- Task details:
Lines from the entries below that hold "duration" form the answer; copy all of them.

Start of Dataset records

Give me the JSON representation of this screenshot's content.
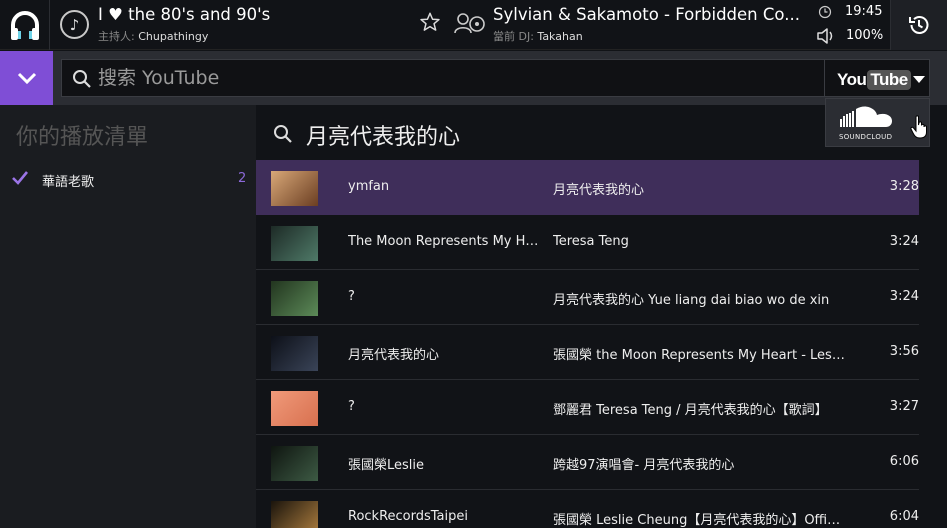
{
  "header": {
    "room_title": "I ♥ the 80's and 90's",
    "host_label": "主持人:",
    "host_name": "Chupathingy",
    "song_title": "Sylvian & Sakamoto - Forbidden Co...",
    "dj_label": "當前 DJ:",
    "dj_name": "Takahan",
    "time": "19:45",
    "volume": "100%"
  },
  "search": {
    "placeholder": "搜索 YouTube",
    "source_selected": "YouTube",
    "source_logo_you": "You",
    "source_logo_tube": "Tube",
    "dropdown_option": "SOUNDCLOUD"
  },
  "sidebar": {
    "title": "你的播放清單",
    "playlists": [
      {
        "name": "華語老歌",
        "count": "2"
      }
    ]
  },
  "results": {
    "query": "月亮代表我的心",
    "rows": [
      {
        "author": "ymfan",
        "title": "月亮代表我的心",
        "duration": "3:28",
        "thumb": "#b57a4a"
      },
      {
        "author": "The Moon Represents My Heart",
        "title": "Teresa Teng",
        "duration": "3:24",
        "thumb": "#2f4a40"
      },
      {
        "author": "?",
        "title": "月亮代表我的心 Yue liang dai biao wo de xin",
        "duration": "3:24",
        "thumb": "#3b5a3a"
      },
      {
        "author": "月亮代表我的心",
        "title": "張國榮 the Moon Represents My Heart - Leslie",
        "duration": "3:56",
        "thumb": "#1c2230"
      },
      {
        "author": "?",
        "title": "鄧麗君 Teresa Teng / 月亮代表我的心【歌詞】",
        "duration": "3:27",
        "thumb": "#e4856a"
      },
      {
        "author": "張國榮Leslie",
        "title": "跨越97演唱會- 月亮代表我的心",
        "duration": "6:06",
        "thumb": "#1e2a22"
      },
      {
        "author": "RockRecordsTaipei",
        "title": "張國榮 Leslie Cheung【月亮代表我的心】Official",
        "duration": "6:04",
        "thumb": "#2a2218"
      }
    ]
  },
  "colors": {
    "accent": "#7f4ed6",
    "selected_row": "#3f2e5a",
    "count": "#8c69d9"
  }
}
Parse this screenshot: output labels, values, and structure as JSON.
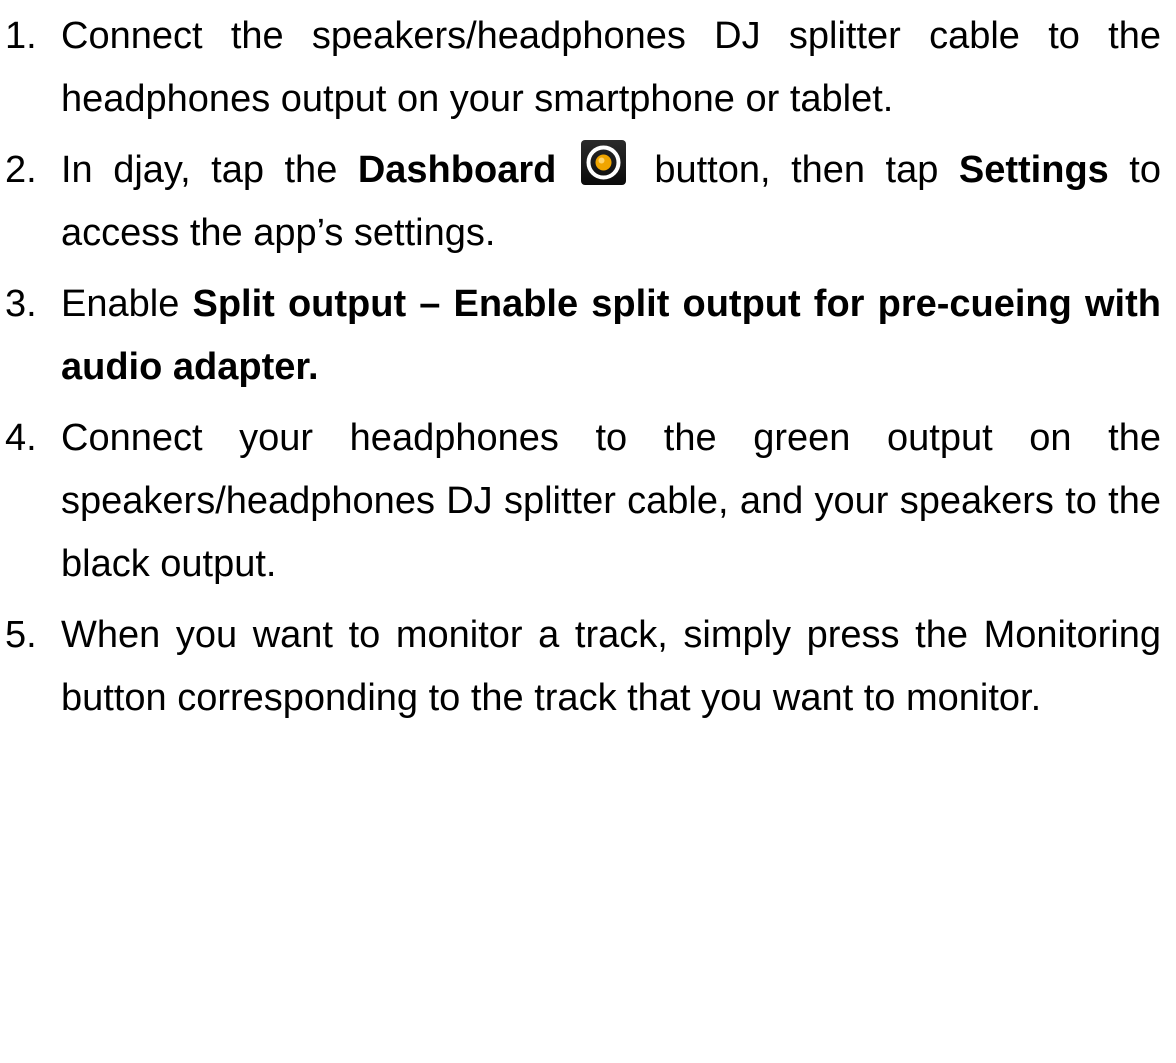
{
  "steps": [
    {
      "number": "1.",
      "text": "Connect the speakers/headphones DJ splitter cable to the headphones output on your smartphone or tablet."
    },
    {
      "number": "2.",
      "pre": "In djay, tap the ",
      "bold1": "Dashboard",
      "icon": "dashboard-button-icon",
      "mid": " button, then tap ",
      "bold2": "Settings",
      "post": " to access the app’s settings."
    },
    {
      "number": "3.",
      "pre": "Enable ",
      "bold": "Split output – Enable split output for pre-cueing with audio adapter."
    },
    {
      "number": "4.",
      "text": "Connect your headphones to the green output on the speakers/headphones DJ splitter cable, and your speakers to the black output."
    },
    {
      "number": "5.",
      "text": "When you want to monitor a track, simply press the Monitoring button corresponding to the track that you want to monitor."
    }
  ],
  "colors": {
    "icon_bg": "#1a1a1a",
    "icon_ring": "#ffffff",
    "icon_center": "#f0a500"
  }
}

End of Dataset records

- Finished exercise:
        "duration": "3:28",
        "duration": "3:24",
        "duration": "3:24",
        "duration": "3:56",
        "duration": "3:27",
        "duration": "6:06",
        "duration": "6:04",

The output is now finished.